- Makes you more productive and increases on-the-job task performance
- Improves memory, focus and problem solving ability
- Increases calmness – lifting iron, punching and kicking the bag or people, running sprints like a mofo, or whatever exercise you like to perform basically acts as a stress outlet
- Increases motivation and the ability to cope with stress
- Makes you more happy and less bitchy
So how do you control BDNF to feel happy now…
Overall consistent and regular exercise can cause the release of BDNF. Although research isn’t completely clear on the pathway for BDNF release, here’s what is known:
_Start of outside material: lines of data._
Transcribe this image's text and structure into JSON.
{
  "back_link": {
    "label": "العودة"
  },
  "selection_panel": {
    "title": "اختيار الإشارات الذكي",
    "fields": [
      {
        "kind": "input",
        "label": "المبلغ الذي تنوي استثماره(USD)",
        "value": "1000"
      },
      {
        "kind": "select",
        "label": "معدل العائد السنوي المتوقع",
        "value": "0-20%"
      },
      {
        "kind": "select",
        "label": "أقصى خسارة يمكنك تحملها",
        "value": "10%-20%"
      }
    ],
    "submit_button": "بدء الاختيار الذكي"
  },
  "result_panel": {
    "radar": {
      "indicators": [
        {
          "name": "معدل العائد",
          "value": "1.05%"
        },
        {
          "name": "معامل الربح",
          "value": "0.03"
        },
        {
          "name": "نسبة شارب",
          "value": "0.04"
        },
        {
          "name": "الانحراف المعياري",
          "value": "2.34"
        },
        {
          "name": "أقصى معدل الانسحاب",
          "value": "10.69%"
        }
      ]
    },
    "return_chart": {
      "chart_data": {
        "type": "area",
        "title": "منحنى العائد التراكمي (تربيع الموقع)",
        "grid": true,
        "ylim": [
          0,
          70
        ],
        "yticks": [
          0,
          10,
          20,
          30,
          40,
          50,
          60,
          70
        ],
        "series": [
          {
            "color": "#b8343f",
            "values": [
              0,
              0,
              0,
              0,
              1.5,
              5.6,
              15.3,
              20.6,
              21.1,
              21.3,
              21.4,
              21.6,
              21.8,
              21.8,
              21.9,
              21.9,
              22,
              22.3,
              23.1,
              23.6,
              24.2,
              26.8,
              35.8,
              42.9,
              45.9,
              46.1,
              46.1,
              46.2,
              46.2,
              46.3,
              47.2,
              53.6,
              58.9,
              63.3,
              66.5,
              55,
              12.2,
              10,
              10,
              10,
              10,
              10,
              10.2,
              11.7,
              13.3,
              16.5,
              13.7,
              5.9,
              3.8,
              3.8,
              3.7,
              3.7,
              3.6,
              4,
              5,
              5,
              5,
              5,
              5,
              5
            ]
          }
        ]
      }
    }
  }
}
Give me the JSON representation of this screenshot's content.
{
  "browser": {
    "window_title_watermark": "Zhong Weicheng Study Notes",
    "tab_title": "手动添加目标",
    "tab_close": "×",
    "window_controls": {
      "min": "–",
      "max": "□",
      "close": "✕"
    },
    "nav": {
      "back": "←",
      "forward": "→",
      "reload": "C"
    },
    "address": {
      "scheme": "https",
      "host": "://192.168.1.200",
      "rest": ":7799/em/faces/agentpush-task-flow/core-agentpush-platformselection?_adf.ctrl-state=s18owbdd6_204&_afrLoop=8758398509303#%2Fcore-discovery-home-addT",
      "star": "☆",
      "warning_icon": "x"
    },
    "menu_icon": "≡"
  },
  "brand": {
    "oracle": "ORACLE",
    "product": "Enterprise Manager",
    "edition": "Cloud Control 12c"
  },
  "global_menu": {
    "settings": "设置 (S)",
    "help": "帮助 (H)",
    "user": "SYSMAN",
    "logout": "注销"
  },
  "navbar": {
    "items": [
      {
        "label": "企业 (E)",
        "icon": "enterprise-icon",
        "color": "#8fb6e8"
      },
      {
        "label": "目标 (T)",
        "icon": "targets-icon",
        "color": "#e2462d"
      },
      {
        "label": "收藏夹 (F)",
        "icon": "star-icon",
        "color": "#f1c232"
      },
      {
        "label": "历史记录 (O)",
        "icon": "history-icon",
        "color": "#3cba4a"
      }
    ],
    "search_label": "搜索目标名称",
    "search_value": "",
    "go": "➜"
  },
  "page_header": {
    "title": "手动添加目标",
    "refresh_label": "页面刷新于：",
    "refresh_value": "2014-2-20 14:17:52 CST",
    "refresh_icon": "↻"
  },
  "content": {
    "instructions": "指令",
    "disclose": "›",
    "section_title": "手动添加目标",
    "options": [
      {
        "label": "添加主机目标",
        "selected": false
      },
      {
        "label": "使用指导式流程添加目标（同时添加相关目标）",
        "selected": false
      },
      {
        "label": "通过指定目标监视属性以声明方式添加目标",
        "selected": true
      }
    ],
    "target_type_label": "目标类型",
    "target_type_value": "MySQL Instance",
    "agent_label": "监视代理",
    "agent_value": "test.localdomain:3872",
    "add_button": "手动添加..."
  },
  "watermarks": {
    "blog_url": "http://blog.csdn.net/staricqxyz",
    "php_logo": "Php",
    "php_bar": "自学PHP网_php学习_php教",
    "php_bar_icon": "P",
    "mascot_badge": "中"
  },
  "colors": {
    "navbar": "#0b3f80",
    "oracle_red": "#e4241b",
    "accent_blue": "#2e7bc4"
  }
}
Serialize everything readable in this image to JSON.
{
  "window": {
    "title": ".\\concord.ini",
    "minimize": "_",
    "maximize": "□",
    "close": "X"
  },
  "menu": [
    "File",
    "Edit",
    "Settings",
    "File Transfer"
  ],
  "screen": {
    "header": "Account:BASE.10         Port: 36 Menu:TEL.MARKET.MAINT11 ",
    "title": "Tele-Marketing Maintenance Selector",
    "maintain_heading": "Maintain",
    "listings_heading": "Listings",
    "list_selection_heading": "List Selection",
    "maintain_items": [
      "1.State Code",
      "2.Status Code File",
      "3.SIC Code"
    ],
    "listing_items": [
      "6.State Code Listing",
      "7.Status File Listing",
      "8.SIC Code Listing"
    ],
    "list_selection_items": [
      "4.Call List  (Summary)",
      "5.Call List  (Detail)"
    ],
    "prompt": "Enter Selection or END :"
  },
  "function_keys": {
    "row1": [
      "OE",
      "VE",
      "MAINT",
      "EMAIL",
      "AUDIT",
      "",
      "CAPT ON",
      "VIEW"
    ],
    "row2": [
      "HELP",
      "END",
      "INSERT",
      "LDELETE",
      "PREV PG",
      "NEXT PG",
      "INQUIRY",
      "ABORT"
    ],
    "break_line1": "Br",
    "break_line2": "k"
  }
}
- Prolonged endurance exercise – like long distance running produces BDNF, which would explain the term ‘runners high’
- Moderate and intense aerobic exercise – performed for just 30 minutes elevates BDNF – think cycling with some resistance or something more difficult and annoying like using the step mill.
- Resistance or strength training doesn’t appear to have significant effect on BDNF release into the blood stream however one study did show BDNF release in non-trained, healthy individuals.
- Women have less BDNF release than men who perform the same exercise.
Bottom line – cardio or aerobic exercise is most likely the best way to get BDNF activated. In other words, don’t skip cardio! It is just as important to the brain as it is to the heart. Performing an intense cardio session incorporated into a regular strength training program will help to keep you looking good and feeling good too. Consider using exercise programs that focus on high intensity intervals to increase VO2 max – the maximum or optimum rate at which the heart, lungs and muscles can effectively use oxygen during training. Switch between intervals of conditioning or lifting exercises performed at a fast pace, along with running, skipping or even pad or bag work component. Tabata training is also a great option.
How to work out like you mean it…
Consistent exercise is the key when it comes to experiencing any kind of benefit. Although sometimes easier said than done, here’s a few tips;
- Make it part of your agenda – schedule your workouts weekly and if possible daily! At least 4 to 5 times per week should be your goal.
- Be accountable – join a class or group, get a personal trainer or a workout partner. I do all three – I belong to a Muay Thai group, have a few coaches I work with one on one and have training partners that all keep my motivation going!
- Be ready 24/7 – my gym bag is ready to go the night before, and my equipment is in my car! No excuses or backing out of a workout.
- Track your progress – setting goals for your exercise will help you to keep going, whether it’s nailing a kick technically, increasing weight on a lift or going the distance on a run.
Until Next Time,
Be Fierce & Rule the World,
Correia PR, et al. Acute strength exercise and the involvement of small or large muscle mass on plasma brain-derived neurotrophic factor levels. Clinics. 2010. 65(11): 1123-6.
Huang T, et al. The effects of physical activity and exercise on brain-derived neurotrophic factor in healthy humans: a review. Scand J Med Sci Sports. 2014. 24(1): 1-10.
Hopkins ME, et al. Differential effects of acute and regular physical exercise on cognition and affect. Neuroscience. 2012. 215: 59-68.
Szuhany KL, Bugatti M, Otto MW. A meta-analytic review of the effects of exercise on brain derived neurotrophic factor. J Psychiatr Res. 2015. 60: 56-64.
Yarrow JF, et al. Training augments resistance exercise induced elevation of circulating brain derived neurotrophic factor (BDNF). Neurosci Lett. 2010. 479(2): 161-5.